(App and web page records)
------

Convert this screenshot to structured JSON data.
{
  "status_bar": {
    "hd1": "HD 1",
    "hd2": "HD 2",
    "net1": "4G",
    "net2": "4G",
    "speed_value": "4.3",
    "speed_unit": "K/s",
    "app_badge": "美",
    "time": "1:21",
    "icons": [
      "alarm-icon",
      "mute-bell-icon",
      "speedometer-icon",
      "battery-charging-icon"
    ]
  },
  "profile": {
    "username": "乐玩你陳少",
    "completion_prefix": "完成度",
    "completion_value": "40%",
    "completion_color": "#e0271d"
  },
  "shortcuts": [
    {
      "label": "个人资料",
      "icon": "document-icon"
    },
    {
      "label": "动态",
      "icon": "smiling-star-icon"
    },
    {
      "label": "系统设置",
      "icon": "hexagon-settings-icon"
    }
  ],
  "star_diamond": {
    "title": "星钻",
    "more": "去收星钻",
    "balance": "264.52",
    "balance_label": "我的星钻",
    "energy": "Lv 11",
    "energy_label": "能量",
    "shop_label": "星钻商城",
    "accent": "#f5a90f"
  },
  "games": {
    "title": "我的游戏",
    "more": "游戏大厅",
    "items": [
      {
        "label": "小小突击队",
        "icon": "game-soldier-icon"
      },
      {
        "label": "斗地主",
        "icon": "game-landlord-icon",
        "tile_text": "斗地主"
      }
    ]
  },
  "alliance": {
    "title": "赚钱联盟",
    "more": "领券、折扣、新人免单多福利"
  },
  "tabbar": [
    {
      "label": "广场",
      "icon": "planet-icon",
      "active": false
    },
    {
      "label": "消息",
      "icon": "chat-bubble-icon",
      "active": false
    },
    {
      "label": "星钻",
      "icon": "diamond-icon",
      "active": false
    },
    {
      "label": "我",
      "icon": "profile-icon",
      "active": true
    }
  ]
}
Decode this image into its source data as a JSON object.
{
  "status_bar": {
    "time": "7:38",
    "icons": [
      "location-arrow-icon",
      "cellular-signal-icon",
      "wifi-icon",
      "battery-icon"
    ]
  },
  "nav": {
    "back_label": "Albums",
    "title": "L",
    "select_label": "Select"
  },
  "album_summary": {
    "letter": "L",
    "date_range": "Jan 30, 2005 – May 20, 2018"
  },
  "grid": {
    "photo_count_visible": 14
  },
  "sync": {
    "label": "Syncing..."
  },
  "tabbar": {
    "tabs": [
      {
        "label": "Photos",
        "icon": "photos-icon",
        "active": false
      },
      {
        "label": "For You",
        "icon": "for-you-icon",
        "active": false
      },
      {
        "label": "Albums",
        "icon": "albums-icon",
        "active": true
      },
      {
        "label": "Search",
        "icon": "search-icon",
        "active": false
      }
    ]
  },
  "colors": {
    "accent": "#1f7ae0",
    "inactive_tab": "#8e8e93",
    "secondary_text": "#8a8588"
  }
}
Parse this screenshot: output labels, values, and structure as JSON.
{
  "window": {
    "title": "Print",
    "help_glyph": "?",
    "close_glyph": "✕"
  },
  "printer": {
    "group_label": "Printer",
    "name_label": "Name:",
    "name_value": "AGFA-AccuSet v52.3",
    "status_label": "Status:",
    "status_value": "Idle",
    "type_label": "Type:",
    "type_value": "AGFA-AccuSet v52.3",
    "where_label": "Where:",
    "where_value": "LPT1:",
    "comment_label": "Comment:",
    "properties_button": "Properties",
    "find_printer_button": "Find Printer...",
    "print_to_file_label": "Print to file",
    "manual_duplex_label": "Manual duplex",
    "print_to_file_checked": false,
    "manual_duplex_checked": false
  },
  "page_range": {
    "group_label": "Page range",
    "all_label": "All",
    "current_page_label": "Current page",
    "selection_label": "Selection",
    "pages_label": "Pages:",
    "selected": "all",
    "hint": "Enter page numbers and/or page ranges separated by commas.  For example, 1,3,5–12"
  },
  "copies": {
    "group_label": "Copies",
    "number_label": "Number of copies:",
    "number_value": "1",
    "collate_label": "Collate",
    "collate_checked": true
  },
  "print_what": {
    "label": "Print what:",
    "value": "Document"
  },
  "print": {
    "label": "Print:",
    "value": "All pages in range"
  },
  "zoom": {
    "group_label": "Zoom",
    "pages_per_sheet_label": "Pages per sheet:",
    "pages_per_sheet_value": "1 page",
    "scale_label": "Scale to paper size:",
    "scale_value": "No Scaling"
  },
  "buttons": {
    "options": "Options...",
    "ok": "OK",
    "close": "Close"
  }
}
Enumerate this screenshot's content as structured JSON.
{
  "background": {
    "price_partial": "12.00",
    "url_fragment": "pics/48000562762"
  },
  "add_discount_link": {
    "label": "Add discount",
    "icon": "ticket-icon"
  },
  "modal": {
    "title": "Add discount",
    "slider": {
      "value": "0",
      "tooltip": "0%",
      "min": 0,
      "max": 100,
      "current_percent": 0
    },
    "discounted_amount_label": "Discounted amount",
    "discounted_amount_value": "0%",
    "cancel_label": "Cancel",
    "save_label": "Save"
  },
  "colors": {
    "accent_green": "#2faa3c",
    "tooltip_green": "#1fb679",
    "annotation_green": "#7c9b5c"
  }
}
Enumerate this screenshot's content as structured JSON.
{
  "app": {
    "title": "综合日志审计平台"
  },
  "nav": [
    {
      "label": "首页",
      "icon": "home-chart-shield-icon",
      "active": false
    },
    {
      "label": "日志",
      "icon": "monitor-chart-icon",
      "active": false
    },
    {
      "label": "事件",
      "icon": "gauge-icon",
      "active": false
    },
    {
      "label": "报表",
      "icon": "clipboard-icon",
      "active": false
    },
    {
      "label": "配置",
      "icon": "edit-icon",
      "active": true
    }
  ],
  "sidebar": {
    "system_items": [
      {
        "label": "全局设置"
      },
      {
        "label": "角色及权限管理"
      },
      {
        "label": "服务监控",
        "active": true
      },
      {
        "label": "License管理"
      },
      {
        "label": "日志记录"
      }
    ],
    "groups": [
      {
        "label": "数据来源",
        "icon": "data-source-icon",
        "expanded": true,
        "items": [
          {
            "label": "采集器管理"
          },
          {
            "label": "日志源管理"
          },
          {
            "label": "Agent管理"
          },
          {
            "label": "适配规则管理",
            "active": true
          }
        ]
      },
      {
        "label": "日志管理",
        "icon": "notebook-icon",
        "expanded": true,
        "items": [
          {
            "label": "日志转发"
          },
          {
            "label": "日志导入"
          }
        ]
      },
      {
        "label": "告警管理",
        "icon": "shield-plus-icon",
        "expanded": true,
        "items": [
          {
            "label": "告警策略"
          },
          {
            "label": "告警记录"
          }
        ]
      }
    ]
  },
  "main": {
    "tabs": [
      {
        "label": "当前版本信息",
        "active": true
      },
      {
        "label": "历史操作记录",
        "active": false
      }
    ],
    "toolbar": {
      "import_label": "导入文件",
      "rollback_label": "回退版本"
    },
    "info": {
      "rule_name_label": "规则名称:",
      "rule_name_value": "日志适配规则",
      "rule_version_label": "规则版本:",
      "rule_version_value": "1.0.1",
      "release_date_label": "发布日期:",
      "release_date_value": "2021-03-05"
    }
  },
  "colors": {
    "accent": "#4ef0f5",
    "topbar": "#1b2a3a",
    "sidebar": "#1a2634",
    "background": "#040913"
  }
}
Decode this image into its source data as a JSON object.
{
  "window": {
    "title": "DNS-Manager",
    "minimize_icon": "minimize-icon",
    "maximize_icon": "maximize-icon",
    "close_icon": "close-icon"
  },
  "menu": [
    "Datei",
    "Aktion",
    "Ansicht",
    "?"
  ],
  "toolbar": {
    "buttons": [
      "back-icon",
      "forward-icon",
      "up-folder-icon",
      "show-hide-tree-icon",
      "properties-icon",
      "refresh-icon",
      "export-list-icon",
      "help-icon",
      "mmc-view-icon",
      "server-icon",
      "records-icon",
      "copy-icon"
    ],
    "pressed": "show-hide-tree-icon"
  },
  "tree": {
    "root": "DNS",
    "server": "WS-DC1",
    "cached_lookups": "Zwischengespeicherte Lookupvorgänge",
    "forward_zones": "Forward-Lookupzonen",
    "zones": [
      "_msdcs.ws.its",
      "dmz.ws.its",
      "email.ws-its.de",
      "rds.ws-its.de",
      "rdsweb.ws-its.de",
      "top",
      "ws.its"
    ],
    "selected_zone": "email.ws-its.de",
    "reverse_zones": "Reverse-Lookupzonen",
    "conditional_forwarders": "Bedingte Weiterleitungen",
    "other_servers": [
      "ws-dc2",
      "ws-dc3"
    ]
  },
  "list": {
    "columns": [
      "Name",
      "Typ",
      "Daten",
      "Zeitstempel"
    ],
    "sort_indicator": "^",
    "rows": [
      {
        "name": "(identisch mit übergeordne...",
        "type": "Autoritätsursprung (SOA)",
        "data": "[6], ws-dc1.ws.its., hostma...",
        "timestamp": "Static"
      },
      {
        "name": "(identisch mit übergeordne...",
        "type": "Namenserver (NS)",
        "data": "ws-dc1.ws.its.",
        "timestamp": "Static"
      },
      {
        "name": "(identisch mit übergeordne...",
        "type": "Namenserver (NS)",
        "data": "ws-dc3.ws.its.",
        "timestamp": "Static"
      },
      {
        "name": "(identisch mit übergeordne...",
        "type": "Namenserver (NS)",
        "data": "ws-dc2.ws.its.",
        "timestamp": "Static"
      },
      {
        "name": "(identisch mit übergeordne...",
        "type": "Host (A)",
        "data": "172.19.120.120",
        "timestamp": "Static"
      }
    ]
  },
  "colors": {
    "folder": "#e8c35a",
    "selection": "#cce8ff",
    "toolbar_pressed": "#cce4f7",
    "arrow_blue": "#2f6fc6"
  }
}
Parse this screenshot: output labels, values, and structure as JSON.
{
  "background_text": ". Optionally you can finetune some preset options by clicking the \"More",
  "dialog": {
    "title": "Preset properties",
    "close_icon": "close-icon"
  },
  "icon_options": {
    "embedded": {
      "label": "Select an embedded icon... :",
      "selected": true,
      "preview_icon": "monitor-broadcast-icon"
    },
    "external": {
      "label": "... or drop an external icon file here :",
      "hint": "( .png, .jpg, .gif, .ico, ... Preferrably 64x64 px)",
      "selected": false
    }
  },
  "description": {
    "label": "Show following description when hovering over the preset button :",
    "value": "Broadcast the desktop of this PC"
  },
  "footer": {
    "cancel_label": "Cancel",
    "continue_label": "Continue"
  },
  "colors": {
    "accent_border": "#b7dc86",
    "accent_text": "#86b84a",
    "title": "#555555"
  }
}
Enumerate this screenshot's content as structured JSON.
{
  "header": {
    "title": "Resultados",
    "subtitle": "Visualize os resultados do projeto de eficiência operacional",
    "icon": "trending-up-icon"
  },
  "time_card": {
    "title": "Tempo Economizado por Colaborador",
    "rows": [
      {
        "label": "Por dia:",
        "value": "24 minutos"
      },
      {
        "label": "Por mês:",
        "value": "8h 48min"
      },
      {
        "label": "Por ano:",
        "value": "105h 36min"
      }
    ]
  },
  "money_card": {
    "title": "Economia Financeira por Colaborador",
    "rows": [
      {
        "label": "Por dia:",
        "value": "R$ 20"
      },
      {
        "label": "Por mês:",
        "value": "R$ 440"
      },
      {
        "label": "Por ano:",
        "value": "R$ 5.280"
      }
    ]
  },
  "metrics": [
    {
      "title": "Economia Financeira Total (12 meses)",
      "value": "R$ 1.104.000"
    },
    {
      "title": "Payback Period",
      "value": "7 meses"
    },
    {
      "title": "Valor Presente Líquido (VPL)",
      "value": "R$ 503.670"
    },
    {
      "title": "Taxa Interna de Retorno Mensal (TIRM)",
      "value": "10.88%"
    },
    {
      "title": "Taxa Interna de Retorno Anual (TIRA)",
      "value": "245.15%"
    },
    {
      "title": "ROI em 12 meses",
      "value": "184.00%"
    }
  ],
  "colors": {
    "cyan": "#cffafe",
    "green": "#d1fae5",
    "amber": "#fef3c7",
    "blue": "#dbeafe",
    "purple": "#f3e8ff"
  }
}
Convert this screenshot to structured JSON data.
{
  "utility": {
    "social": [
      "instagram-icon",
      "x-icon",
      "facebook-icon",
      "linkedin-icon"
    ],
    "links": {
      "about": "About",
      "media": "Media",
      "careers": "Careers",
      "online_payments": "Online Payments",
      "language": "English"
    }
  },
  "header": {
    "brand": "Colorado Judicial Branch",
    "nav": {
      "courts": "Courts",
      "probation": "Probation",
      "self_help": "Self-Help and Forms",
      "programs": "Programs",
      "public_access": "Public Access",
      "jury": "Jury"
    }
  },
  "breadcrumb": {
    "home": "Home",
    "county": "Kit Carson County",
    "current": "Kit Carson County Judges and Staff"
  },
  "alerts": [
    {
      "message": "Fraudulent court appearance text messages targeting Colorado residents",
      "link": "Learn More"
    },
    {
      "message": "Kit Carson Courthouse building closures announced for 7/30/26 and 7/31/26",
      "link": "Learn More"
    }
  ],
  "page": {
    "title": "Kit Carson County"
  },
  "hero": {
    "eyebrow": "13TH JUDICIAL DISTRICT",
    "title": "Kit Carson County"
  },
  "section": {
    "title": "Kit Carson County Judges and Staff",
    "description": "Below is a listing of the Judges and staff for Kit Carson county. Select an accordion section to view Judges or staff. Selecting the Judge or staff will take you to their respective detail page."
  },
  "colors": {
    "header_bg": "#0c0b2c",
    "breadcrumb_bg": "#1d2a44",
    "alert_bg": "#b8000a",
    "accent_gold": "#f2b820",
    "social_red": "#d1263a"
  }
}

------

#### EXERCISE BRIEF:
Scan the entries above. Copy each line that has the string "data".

#### TASK RESPONSE:
Convert this screenshot to structured JSON data.
Decode this image into its source data as a JSON object.
        "icon": "data-source-icon",
Decode this image into its source data as a JSON object.
        "data": "[6], ws-dc1.ws.its., hostma...",
        "data": "ws-dc1.ws.its.",
        "data": "ws-dc3.ws.its.",
        "data": "ws-dc2.ws.its.",
        "data": "172.19.120.120",
Convert this screenshot to structured JSON data.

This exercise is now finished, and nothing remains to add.